In the Belfast Telegraph Maurice Hayes argues that the “electoral rhetoric about bread and butter issues is shadow boxing, and everyone knows it.” The focus on populist issues he says is “to get people to the polls in the knowledge that once there, nature will triumph over nurture and they will vote by instinct rather than by reason.” There are some predictions and some criticisms of individual parties election stances, with the most pertinent criticism echoing elements from the economic discussion with the Strategem Policy Panel on Slugger BlogTalkRadioNo specifics in those predictions, but the broad strokes seem reasonable..
The battle remains between DUP and Sinn Fein, both of whom have ambitions to wipe out opposition on their own side.
Both wish to secure the highest total of votes, and of seats, because under the arcane rituals of the D’Hondt system, this will determine the number of ministerial posts each party secures in the Executive, the order of choice and the comparative importance of the portfolio.
The polls, allowing for margins of error, confirm earlier predictions that DUP will dominate the unionist vote, taking perhaps four or five extra seats at the expense of UUP.
Those former UUP voters who do not stay at home may switch to DUP to ensure that they remain the largest party and to fend off the dire prospect of Sinn Fein being in a position to nominate the First Minister.
They will also help to counterbalance the defection of those in DUP for whom engagement in Government with Sinn Fein is a u-turn too many.
Some disenchanted UUP voters too seem to be swinging to Alliance, who, if the polls are to be believed, would more than double their vote.
The polls also confirm the stabilisation of SDLP, perhaps a recovery of their share of the vote, and even, maybe, the gain of a seat or two.
And this despite being caught between presenting as the party of good sense and moderate practicality, and trying to outflank Sinn Fein on their All-Ireland credentials.
Since the rationale of the process was to encourage unionists to agree to power-sharing at Stormont because the Agreement secured their position within the United Kingdom, it seems premature and perverse to invoke it as a half-way house to Dublin.
This is to repeat the post-Sunningdale gaffe of ‘trundling’ unionists into a united Ireland, which helped to torpedo that arrangement.
The manifesto call for a border poll, which SDLP boycotted in 1973 because the answer was known, echoes oddly at a time when the answer is still the same. Sinn Fein will likely emerge as the largest party on the nationalist side, but not by so much as they may have hoped.
While the economic argument echoes the panel discussion on Slugger BlogTalkRadio

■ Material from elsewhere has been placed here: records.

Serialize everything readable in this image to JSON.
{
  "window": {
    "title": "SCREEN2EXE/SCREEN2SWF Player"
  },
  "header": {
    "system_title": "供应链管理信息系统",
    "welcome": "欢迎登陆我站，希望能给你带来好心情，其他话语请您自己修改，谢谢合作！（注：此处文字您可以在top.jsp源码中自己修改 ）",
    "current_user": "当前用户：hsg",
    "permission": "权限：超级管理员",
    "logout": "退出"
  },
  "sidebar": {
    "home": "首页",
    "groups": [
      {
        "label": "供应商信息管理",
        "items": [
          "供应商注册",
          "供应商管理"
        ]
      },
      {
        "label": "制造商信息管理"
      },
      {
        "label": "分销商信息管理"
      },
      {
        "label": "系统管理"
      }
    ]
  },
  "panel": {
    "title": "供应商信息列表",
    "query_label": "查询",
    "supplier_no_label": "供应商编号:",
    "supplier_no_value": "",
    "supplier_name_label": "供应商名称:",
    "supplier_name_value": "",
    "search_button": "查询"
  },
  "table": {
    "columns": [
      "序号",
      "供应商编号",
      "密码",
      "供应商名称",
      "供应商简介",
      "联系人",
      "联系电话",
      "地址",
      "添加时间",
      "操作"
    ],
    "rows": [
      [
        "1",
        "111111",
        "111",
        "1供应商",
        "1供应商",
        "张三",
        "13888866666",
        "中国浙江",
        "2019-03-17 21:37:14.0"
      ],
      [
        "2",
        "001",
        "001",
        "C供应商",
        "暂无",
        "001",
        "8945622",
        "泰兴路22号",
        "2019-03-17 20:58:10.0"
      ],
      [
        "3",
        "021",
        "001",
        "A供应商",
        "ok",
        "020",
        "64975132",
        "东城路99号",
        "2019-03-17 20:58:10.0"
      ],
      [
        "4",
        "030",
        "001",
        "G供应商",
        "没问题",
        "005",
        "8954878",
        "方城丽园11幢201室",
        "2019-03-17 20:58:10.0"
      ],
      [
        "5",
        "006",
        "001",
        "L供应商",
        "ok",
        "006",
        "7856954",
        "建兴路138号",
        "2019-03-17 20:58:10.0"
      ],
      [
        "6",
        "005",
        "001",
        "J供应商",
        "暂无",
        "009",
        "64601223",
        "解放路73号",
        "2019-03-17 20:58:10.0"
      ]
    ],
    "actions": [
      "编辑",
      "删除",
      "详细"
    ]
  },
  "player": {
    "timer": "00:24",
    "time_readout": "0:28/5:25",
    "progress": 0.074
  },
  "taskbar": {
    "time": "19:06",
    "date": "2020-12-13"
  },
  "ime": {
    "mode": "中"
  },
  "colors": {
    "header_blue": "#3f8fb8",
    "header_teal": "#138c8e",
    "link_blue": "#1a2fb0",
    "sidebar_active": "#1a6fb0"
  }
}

There is an argument for a once-off capital injection for infrastructural developments, to make up for under-investment under Direct Rule, but putting Northern Ireland on a drip-feed of increased public expenditure flies in the face of all economic orthodoxy.
This is an economy which is chronically and unhealthily dependent on the public sector, which needs to encourage entrepreneurship and inward investment, yet the only thing all the parties seem to agree on is that there should be a massive increase in public expenditure.
A couple of additional points to consider is whether any party, if they did advocate a decrease in public expenditure, a) would be returned in numbers, or b) could implement such a policy within a mandatory coalition of our particular, and peculiar species of pseudo-parliamentary government.